» **RECORDS SUPPLIED**

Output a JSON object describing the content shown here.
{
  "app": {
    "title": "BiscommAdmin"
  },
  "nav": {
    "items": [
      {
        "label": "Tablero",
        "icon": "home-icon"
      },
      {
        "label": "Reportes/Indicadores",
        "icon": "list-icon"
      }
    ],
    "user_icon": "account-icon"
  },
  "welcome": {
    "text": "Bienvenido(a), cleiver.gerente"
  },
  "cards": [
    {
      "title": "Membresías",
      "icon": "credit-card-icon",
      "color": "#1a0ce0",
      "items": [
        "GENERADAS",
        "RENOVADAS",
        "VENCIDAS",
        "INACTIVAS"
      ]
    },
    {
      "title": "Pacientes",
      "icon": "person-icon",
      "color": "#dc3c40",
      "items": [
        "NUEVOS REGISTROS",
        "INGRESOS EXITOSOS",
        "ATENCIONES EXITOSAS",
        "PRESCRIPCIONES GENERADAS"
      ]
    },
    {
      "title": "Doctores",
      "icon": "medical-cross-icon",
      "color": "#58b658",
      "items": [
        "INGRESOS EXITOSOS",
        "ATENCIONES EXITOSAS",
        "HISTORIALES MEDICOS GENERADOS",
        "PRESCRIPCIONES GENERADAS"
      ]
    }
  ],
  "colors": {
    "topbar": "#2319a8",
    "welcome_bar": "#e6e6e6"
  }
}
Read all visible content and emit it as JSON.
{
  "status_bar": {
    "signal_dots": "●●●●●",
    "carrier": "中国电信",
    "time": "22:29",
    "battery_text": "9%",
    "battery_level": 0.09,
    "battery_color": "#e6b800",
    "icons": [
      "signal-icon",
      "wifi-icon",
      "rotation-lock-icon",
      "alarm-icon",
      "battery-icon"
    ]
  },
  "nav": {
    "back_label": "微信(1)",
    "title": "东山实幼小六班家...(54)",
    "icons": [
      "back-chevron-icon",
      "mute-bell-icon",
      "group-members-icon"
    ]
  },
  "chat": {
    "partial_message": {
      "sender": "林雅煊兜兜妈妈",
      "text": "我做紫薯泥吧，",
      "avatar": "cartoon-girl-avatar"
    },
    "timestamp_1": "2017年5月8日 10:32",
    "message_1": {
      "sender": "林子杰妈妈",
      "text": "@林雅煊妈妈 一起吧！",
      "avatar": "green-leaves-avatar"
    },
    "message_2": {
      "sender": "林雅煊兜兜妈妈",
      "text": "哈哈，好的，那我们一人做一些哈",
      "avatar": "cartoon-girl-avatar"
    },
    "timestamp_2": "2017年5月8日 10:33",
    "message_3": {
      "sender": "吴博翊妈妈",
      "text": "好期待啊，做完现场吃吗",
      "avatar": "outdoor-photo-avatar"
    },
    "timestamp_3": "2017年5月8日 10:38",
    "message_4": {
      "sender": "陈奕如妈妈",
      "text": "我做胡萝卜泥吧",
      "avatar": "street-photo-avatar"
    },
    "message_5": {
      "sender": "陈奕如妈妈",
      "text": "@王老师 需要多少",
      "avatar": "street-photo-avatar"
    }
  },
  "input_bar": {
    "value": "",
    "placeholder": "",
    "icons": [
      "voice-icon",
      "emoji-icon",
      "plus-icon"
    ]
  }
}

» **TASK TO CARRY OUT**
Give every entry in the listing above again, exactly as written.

» **ANSWER TO THIS TASK**
Output a JSON object describing the content shown here.
{
  "app": {
    "title": "BiscommAdmin"
  },
  "nav": {
    "items": [
      {
        "label": "Tablero",
        "icon": "home-icon"
      },
      {
        "label": "Reportes/Indicadores",
        "icon": "list-icon"
      }
    ],
    "user_icon": "account-icon"
  },
  "welcome": {
    "text": "Bienvenido(a), cleiver.gerente"
  },
  "cards": [
    {
      "title": "Membresías",
      "icon": "credit-card-icon",
      "color": "#1a0ce0",
      "items": [
        "GENERADAS",
        "RENOVADAS",
        "VENCIDAS",
        "INACTIVAS"
      ]
    },
    {
      "title": "Pacientes",
      "icon": "person-icon",
      "color": "#dc3c40",
      "items": [
        "NUEVOS REGISTROS",
        "INGRESOS EXITOSOS",
        "ATENCIONES EXITOSAS",
        "PRESCRIPCIONES GENERADAS"
      ]
    },
    {
      "title": "Doctores",
      "icon": "medical-cross-icon",
      "color": "#58b658",
      "items": [
        "INGRESOS EXITOSOS",
        "ATENCIONES EXITOSAS",
        "HISTORIALES MEDICOS GENERADOS",
        "PRESCRIPCIONES GENERADAS"
      ]
    }
  ],
  "colors": {
    "topbar": "#2319a8",
    "welcome_bar": "#e6e6e6"
  }
}
Read all visible content and emit it as JSON.
{
  "status_bar": {
    "signal_dots": "●●●●●",
    "carrier": "中国电信",
    "time": "22:29",
    "battery_text": "9%",
    "battery_level": 0.09,
    "battery_color": "#e6b800",
    "icons": [
      "signal-icon",
      "wifi-icon",
      "rotation-lock-icon",
      "alarm-icon",
      "battery-icon"
    ]
  },
  "nav": {
    "back_label": "微信(1)",
    "title": "东山实幼小六班家...(54)",
    "icons": [
      "back-chevron-icon",
      "mute-bell-icon",
      "group-members-icon"
    ]
  },
  "chat": {
    "partial_message": {
      "sender": "林雅煊兜兜妈妈",
      "text": "我做紫薯泥吧，",
      "avatar": "cartoon-girl-avatar"
    },
    "timestamp_1": "2017年5月8日 10:32",
    "message_1": {
      "sender": "林子杰妈妈",
      "text": "@林雅煊妈妈 一起吧！",
      "avatar": "green-leaves-avatar"
    },
    "message_2": {
      "sender": "林雅煊兜兜妈妈",
      "text": "哈哈，好的，那我们一人做一些哈",
      "avatar": "cartoon-girl-avatar"
    },
    "timestamp_2": "2017年5月8日 10:33",
    "message_3": {
      "sender": "吴博翊妈妈",
      "text": "好期待啊，做完现场吃吗",
      "avatar": "outdoor-photo-avatar"
    },
    "timestamp_3": "2017年5月8日 10:38",
    "message_4": {
      "sender": "陈奕如妈妈",
      "text": "我做胡萝卜泥吧",
      "avatar": "street-photo-avatar"
    },
    "message_5": {
      "sender": "陈奕如妈妈",
      "text": "@王老师 需要多少",
      "avatar": "street-photo-avatar"
    }
  },
  "input_bar": {
    "value": "",
    "placeholder": "",
    "icons": [
      "voice-icon",
      "emoji-icon",
      "plus-icon"
    ]
  }
}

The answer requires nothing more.